Dataset items
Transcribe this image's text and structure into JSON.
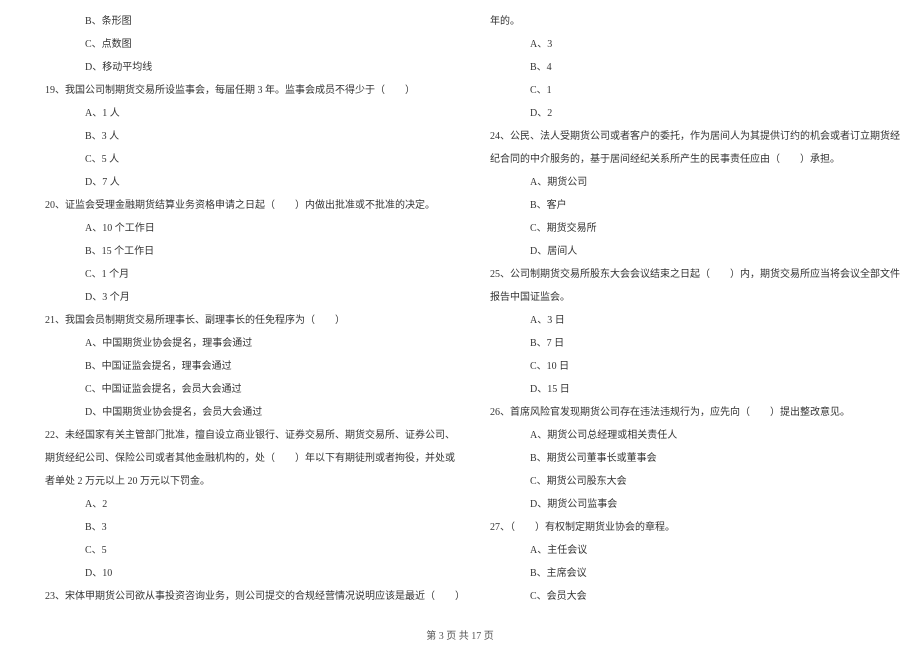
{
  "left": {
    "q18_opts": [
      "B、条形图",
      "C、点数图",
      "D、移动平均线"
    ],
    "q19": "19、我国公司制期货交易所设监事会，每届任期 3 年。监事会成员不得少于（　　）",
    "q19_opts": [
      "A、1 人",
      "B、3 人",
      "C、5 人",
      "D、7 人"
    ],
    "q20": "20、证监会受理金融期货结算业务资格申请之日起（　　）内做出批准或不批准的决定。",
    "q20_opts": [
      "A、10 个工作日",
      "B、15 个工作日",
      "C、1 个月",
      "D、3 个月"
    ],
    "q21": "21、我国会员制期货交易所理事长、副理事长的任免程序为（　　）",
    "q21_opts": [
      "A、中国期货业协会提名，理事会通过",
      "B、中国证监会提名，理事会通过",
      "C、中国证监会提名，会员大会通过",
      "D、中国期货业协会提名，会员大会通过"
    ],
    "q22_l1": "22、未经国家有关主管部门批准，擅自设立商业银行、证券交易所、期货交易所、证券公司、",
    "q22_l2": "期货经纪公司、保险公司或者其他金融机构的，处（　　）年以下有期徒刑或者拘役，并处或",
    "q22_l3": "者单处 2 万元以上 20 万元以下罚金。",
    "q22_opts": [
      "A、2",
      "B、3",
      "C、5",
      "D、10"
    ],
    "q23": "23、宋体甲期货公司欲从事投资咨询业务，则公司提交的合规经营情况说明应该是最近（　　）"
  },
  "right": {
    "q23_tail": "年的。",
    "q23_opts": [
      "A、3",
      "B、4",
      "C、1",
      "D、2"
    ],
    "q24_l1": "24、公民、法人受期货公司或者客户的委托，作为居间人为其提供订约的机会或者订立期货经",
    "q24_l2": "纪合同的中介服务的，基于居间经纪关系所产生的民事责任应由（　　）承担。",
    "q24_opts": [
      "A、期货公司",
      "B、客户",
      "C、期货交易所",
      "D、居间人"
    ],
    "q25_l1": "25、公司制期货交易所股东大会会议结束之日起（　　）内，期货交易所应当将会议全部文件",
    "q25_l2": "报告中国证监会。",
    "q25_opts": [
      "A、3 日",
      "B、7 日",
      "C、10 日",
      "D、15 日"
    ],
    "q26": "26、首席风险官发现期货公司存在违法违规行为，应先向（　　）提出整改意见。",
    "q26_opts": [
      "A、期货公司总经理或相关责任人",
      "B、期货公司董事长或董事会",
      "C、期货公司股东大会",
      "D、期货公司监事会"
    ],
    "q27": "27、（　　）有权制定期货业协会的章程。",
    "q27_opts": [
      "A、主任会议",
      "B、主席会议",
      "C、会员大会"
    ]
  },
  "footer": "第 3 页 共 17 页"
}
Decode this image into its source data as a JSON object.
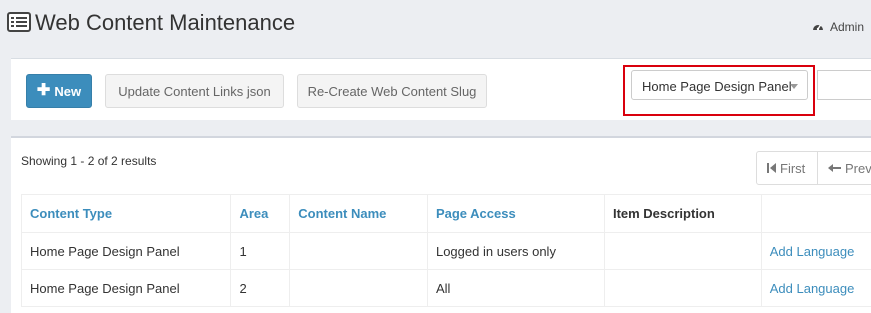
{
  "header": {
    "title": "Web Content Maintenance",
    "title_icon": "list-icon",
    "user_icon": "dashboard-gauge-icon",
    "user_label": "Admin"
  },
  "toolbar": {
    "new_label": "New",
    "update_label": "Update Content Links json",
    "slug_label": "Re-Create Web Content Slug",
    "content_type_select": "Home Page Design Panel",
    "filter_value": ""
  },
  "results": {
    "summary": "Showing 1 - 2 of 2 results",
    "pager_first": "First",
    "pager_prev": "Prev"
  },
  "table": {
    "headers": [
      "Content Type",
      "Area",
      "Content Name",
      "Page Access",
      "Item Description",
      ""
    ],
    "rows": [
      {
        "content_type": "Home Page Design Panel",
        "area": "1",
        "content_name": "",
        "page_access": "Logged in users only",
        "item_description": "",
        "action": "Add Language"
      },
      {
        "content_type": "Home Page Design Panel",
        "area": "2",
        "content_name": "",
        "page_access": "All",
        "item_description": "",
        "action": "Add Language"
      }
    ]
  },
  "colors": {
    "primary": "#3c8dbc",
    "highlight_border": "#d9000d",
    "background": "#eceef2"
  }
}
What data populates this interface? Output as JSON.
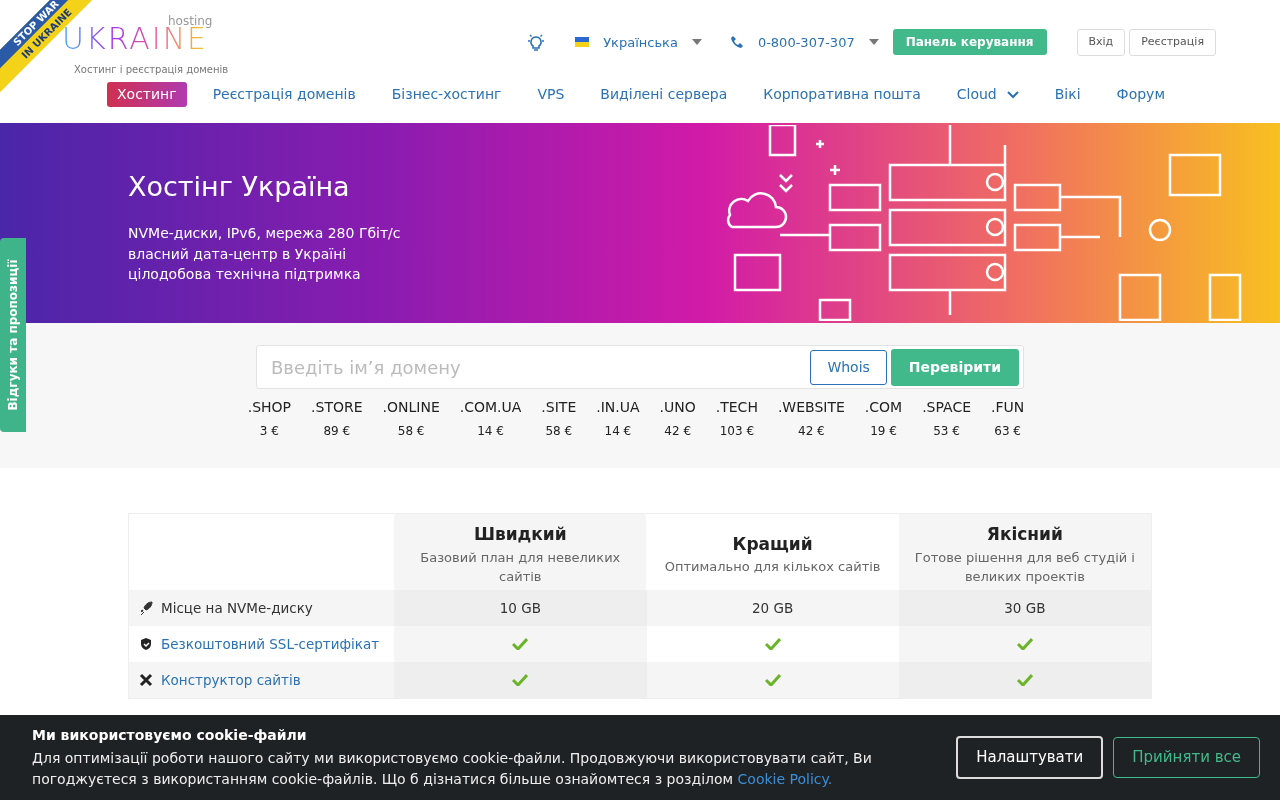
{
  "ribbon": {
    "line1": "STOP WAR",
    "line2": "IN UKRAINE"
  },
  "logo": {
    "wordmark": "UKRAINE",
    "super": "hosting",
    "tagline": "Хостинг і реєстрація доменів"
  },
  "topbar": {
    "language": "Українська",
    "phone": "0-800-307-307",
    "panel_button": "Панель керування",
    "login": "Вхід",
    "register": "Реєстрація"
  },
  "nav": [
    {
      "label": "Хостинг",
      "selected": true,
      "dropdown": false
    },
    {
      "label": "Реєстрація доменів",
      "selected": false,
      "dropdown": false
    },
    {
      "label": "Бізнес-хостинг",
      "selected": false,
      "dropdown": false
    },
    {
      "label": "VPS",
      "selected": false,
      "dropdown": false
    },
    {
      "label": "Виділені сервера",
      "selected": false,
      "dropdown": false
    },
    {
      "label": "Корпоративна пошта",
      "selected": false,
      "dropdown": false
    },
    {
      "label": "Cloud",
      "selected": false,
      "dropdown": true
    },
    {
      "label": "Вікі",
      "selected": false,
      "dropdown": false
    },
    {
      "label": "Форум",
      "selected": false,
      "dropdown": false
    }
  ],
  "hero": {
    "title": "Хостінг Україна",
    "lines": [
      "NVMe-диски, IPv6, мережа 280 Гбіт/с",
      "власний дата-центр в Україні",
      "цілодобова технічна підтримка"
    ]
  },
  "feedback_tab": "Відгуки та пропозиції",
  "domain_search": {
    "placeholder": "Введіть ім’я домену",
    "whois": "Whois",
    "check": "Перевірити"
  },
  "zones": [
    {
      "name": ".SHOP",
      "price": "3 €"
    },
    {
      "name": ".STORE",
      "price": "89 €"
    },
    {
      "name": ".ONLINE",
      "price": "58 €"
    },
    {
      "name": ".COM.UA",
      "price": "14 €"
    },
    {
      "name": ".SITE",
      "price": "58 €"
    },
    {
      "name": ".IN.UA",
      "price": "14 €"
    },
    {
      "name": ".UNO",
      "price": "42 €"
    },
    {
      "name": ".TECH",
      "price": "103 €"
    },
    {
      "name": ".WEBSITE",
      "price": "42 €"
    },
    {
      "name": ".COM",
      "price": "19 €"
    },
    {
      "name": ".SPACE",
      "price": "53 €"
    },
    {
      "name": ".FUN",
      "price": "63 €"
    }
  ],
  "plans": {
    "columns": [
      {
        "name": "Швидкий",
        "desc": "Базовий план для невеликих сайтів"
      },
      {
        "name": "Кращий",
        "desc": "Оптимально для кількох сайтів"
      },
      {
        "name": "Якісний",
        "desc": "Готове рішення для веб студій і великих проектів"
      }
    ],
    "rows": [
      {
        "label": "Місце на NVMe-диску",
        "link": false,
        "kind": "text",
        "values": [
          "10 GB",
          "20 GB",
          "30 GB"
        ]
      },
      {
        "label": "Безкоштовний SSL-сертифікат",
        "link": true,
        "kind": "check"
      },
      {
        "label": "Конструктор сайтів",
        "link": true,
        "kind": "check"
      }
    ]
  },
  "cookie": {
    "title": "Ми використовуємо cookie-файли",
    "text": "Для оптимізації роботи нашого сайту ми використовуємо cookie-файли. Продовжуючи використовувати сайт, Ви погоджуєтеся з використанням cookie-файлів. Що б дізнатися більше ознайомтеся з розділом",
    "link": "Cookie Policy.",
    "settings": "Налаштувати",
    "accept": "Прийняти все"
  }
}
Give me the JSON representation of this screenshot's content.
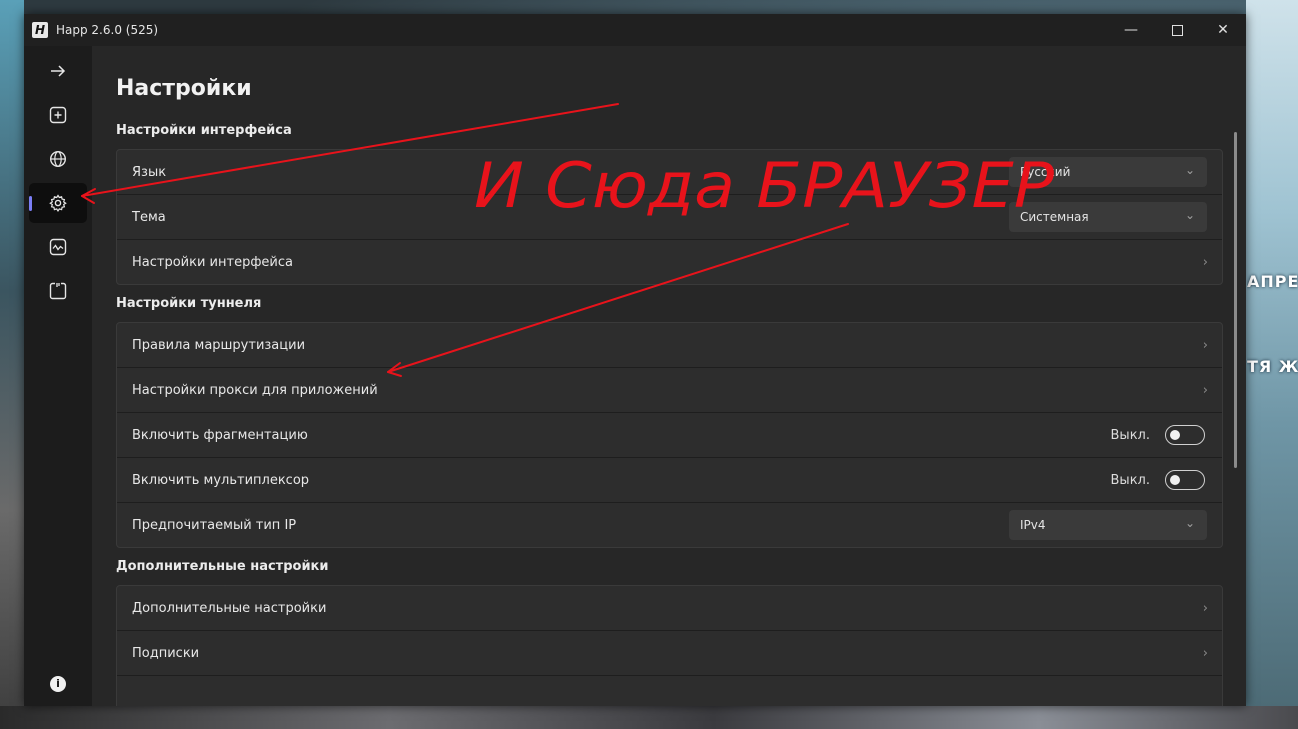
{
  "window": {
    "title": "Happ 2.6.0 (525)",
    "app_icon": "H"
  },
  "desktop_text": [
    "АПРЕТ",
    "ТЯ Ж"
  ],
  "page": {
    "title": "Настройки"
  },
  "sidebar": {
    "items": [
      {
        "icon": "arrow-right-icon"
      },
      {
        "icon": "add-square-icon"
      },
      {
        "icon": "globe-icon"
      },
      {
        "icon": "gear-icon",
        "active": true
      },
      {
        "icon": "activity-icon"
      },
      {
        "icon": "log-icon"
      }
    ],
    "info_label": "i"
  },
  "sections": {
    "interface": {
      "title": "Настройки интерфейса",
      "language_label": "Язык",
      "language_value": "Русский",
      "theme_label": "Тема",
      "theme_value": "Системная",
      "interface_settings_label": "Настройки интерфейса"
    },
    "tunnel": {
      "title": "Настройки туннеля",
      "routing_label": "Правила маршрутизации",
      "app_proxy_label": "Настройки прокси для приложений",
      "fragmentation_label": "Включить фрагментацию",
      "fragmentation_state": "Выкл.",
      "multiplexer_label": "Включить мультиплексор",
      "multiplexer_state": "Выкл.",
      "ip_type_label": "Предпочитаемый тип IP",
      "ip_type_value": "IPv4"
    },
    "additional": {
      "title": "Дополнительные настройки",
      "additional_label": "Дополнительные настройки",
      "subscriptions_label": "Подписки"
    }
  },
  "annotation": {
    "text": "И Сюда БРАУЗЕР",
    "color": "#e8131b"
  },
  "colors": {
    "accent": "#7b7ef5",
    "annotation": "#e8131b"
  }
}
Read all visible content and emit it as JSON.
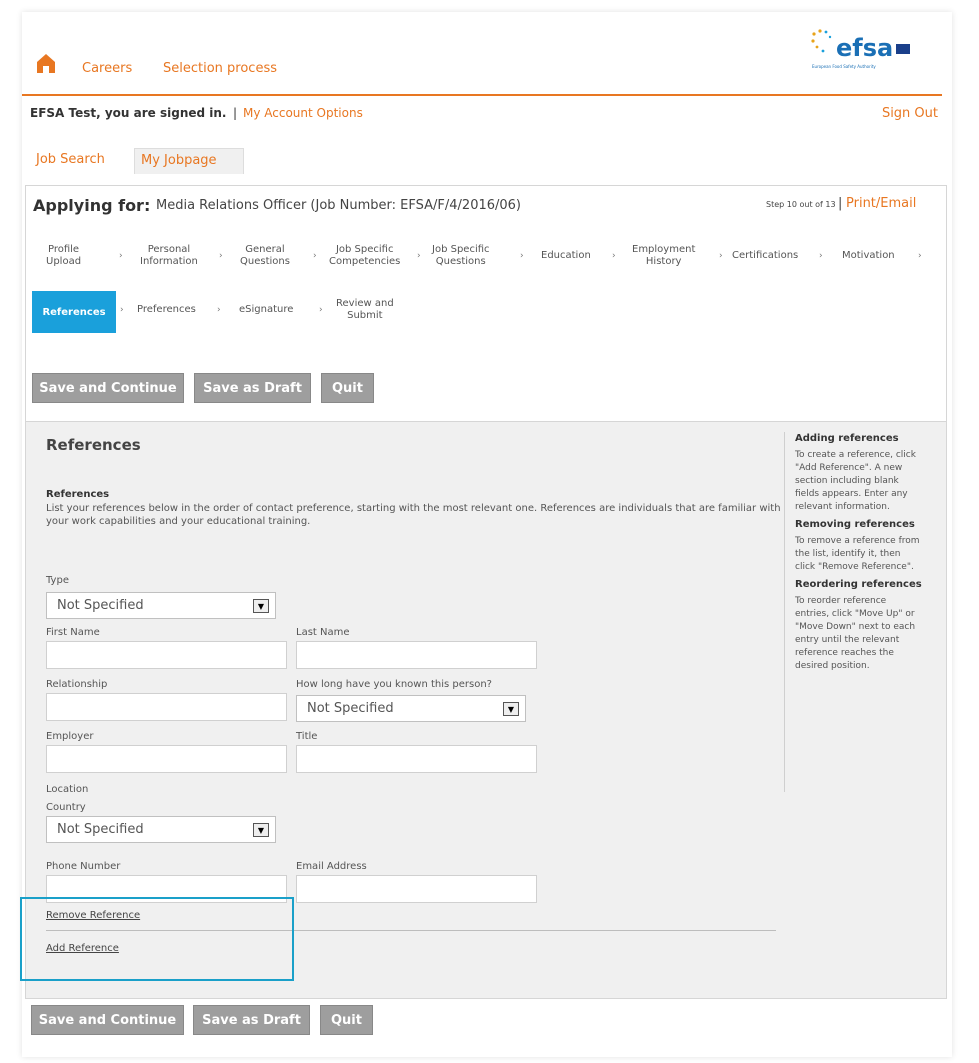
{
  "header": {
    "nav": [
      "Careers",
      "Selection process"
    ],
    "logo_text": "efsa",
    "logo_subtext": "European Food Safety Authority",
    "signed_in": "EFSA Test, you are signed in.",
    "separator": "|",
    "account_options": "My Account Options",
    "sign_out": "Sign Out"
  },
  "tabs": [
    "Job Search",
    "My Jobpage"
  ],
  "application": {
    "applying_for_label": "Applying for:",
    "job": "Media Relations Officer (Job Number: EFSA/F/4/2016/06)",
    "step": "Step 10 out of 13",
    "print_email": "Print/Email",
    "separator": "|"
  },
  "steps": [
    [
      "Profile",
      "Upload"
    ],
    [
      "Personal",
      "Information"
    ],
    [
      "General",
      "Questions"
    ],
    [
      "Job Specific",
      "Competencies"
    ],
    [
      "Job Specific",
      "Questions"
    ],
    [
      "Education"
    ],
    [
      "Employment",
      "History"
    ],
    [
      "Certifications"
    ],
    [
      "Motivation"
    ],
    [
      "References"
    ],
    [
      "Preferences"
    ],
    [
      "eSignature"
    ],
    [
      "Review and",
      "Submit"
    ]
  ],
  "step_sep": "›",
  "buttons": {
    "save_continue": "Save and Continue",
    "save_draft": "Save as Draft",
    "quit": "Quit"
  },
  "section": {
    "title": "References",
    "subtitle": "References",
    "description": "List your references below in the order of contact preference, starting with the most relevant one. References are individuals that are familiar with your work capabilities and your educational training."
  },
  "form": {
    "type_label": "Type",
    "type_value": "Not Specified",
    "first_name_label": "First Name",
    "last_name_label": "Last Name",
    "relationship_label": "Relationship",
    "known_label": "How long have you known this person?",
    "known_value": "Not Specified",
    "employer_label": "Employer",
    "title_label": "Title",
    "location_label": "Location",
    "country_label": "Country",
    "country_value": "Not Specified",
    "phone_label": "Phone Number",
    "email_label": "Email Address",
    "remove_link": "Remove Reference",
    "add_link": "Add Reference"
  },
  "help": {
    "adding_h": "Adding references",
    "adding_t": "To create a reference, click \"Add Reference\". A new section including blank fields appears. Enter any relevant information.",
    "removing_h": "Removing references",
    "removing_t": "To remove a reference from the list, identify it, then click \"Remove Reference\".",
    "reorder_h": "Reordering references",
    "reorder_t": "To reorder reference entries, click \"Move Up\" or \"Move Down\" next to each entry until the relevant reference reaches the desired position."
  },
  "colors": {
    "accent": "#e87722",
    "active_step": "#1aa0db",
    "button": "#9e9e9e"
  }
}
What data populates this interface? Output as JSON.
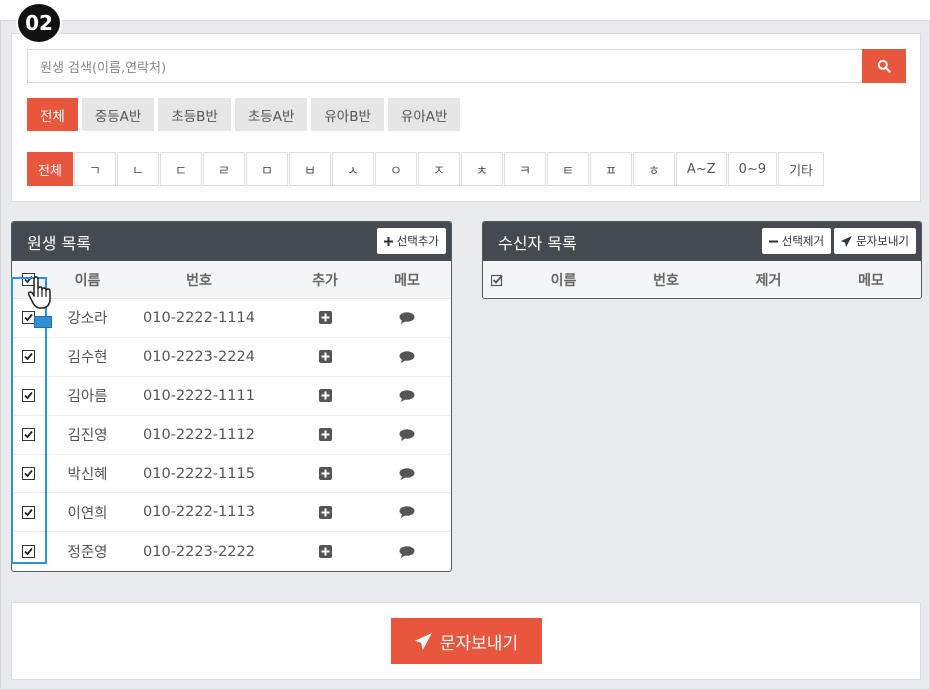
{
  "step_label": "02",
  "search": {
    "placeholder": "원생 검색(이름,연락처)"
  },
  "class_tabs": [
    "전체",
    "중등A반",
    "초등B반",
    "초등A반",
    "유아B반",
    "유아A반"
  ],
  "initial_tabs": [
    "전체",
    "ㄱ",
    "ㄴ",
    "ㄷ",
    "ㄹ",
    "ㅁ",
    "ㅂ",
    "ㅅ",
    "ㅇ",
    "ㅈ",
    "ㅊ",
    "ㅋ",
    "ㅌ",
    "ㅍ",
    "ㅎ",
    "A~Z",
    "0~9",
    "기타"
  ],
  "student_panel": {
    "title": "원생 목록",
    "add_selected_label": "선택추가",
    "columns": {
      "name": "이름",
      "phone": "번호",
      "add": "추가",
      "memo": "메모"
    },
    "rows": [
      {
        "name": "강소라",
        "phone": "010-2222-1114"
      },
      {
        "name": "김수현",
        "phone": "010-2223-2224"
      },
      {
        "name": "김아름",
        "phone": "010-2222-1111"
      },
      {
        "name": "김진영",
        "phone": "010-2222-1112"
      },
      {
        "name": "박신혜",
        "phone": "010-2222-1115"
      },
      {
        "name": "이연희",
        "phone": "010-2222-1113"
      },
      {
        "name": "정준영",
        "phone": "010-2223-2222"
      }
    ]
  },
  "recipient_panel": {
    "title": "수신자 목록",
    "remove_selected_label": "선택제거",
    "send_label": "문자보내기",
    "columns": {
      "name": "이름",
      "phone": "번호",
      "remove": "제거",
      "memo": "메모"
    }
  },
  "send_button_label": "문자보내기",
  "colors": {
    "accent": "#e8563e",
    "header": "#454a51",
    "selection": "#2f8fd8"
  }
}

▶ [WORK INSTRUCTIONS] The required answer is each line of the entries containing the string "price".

▶ [TASK ANSWER]
      "price": "3 €"
      "price": "89 €"
      "price": "58 €"
      "price": "14 €"
      "price": "58 €"
      "price": "14 €"
      "price": "42 €"
      "price": "103 €"
      "price": "42 €"
      "price": "19 €"
      "price": "53 €"
      "price": "63 €"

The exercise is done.